Bogart was salvaged in the 1940s by his directors — John Huston, Howard Hawks and Michael Curtiz. In The Treasure of the Sierra Madre, The Maltese Falcon, Casablanca and The African Queen, they encouraged the actor’s sardonic humor; and though Bogart was “belligerent towards the systemic inequalities in society, to the point of breaking laws,” he was nevertheless still “searching for a place of integrity and justice.” But who knows how it all works? Everybody thought the dialogue in Casablanca was ridiculous and the situations unbelievable, yet as a drama about nobility and self-sacrificial grace it is perfection.
At which point, enter Bacall, born of Romanian extraction as Betty Joan Persky. As a model, “she had long, shapely legs, her lips were full, and the eyes were hooded.” Like a puff adder? Her father did an early bunk, her mother was a maid, and Bacall consciously flirted with “older powerful men” to get her way. As Mann insinuatingly says: “Every door she knocks on is opened” by agents and producers; “every audition she requests, she gets.”
In two shakes of a lamb’s tale, she is on the set of To Have and Have Not, which was followed by The Big Sleep, in which she consolidated her way of coming across as “tough, aggressively sexy, and a tiny bit arrogant.” Bogart separated from Mayo, married Bacall in 1945, and the infatuation-to-bored-disillusion-and-indifference pattern was about to be repeated. “Nothing is ever as good as it is at the beginning,” Bacall reflected, and when she declined to join her husband on his yacht with his drinking buddies, “Bogart went, anyway.” Not old enough legally to drink in any event, Bacall said: “I hated what that much liquor did to him.” She certainly didn’t appreciate the booze-induced “white-faced anger that cannot be appeased.”
What rescued them, paradoxically, and forestalled divorce, was the chain-smoking Bogart’s terminal cancer. During The African Queen he experienced fatigue and shortness of breath.
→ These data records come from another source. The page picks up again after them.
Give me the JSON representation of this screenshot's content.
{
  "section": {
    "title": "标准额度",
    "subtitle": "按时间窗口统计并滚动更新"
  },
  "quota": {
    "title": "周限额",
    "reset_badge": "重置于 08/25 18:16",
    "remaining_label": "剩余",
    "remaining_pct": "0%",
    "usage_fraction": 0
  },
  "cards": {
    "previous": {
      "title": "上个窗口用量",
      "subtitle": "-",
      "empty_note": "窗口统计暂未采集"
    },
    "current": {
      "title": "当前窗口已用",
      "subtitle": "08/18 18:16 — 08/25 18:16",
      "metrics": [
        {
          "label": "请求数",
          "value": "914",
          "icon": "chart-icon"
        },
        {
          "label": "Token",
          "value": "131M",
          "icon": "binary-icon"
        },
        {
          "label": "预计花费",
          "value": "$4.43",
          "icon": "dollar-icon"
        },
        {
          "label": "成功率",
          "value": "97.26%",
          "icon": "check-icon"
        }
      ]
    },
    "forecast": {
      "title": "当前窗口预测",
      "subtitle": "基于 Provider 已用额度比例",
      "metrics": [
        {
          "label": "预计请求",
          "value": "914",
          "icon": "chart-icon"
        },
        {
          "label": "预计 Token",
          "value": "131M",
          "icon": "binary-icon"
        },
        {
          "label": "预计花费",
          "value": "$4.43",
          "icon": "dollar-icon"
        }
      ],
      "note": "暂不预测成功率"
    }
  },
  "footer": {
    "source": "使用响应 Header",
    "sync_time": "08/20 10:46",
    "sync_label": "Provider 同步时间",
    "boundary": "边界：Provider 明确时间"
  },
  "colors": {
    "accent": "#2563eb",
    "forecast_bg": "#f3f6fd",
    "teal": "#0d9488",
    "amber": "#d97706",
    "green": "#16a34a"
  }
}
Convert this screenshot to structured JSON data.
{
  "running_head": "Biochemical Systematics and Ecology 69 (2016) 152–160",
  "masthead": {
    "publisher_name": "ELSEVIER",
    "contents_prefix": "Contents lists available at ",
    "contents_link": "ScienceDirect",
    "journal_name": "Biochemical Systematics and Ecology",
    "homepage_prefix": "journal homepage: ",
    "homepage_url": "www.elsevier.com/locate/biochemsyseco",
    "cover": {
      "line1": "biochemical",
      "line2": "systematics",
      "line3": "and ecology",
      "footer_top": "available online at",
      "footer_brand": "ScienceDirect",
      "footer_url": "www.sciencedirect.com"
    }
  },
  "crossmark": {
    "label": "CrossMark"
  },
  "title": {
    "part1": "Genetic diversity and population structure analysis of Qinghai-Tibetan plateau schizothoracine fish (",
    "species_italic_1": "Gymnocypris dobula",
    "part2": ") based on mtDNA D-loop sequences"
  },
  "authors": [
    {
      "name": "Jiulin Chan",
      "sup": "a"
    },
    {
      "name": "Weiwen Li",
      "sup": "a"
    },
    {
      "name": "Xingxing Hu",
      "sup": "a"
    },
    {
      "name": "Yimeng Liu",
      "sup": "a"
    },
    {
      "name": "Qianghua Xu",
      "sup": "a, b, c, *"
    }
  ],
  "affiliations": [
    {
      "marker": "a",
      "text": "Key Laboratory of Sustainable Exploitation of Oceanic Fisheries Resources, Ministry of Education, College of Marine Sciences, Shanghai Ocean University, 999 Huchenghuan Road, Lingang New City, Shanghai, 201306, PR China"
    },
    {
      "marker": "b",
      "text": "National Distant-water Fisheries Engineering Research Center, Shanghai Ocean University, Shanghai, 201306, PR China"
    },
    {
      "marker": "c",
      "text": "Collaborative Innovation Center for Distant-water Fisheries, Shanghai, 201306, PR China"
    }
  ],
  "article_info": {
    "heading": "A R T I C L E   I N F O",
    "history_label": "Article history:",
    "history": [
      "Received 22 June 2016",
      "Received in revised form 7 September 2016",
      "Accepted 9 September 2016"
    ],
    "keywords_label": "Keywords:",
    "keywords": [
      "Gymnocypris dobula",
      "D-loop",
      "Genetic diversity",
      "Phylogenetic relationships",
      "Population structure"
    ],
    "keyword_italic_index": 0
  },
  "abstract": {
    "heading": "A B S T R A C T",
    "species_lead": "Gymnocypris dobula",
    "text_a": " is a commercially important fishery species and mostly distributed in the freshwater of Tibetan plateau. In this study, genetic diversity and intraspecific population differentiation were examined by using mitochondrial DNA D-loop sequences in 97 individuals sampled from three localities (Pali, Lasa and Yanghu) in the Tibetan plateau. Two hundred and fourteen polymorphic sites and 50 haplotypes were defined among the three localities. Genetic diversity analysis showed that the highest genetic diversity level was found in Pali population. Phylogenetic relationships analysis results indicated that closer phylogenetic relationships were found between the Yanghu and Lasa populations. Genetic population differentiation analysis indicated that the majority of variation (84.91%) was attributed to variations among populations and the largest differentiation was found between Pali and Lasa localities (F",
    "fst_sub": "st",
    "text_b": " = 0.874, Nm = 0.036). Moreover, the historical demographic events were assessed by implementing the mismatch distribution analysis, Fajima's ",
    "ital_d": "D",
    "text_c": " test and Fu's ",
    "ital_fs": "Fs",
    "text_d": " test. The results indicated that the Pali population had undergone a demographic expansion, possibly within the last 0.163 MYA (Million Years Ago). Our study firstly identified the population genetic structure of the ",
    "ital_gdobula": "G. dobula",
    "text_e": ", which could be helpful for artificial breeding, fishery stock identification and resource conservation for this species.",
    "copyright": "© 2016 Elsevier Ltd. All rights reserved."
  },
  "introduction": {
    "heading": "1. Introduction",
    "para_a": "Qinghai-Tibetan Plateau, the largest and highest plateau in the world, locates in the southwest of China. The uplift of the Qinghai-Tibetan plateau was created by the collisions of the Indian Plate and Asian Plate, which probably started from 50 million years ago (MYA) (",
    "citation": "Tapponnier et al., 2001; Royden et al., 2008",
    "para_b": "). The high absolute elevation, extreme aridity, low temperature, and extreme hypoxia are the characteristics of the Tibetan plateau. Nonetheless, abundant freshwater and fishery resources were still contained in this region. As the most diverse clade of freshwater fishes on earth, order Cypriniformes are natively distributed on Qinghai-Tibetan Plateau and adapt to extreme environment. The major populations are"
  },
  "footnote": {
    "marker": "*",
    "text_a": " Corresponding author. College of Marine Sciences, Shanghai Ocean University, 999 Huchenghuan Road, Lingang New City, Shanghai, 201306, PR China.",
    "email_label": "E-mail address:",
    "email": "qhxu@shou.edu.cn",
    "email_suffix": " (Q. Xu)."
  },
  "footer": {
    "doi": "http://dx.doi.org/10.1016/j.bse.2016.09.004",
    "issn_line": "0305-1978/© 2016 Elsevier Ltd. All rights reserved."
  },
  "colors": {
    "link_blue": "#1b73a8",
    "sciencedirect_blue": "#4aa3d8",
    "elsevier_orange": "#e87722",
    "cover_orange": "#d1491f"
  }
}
His oesophagus was removed during a nine-and-a-half-hour operation, and the surgeons withheld the truth about the extent of the malignancy. Nursed by Bacall, Bogart died in January 1957. “I’ll never get married again. Never,” Bacall stipulated, before immediately chasing after Frank Sinatra, who thought her “too pushy” and asked her to leave his house. She then pursued Jason Robards, another drunkard. That match didn’t last long.
Bacall, “difficult, lonely and totally self-absorbed” in old age, became gruff-voiced, like a drag queen, and starred in Broadway musicals. She bought an apartment in the Dakota, overlooking Central Park, and overheard the gunshots which killed John Lennon (she was annoyed when the building was in the news, taking it personally that her privacy was invaded). Almost ninety when she died in 2014, she published her memoirs, editing Bogart’s earlier wives from the record, minimizing his drinking problems and “making light” of what Mann calls “potential domestic violence.”
This book, picking apart the legend, is industrious and forensic — but another popular icon crashes to Earth as “callous and self-centered.” My Bogart, by contrast, will remain the one on screen who says to Bacall, when she flashes her thigh in The Big Sleep: “Go ahead and scratch.” As for Bacall, she invited me to a party at the Ivy once. I didn’t go. I can’t whistle.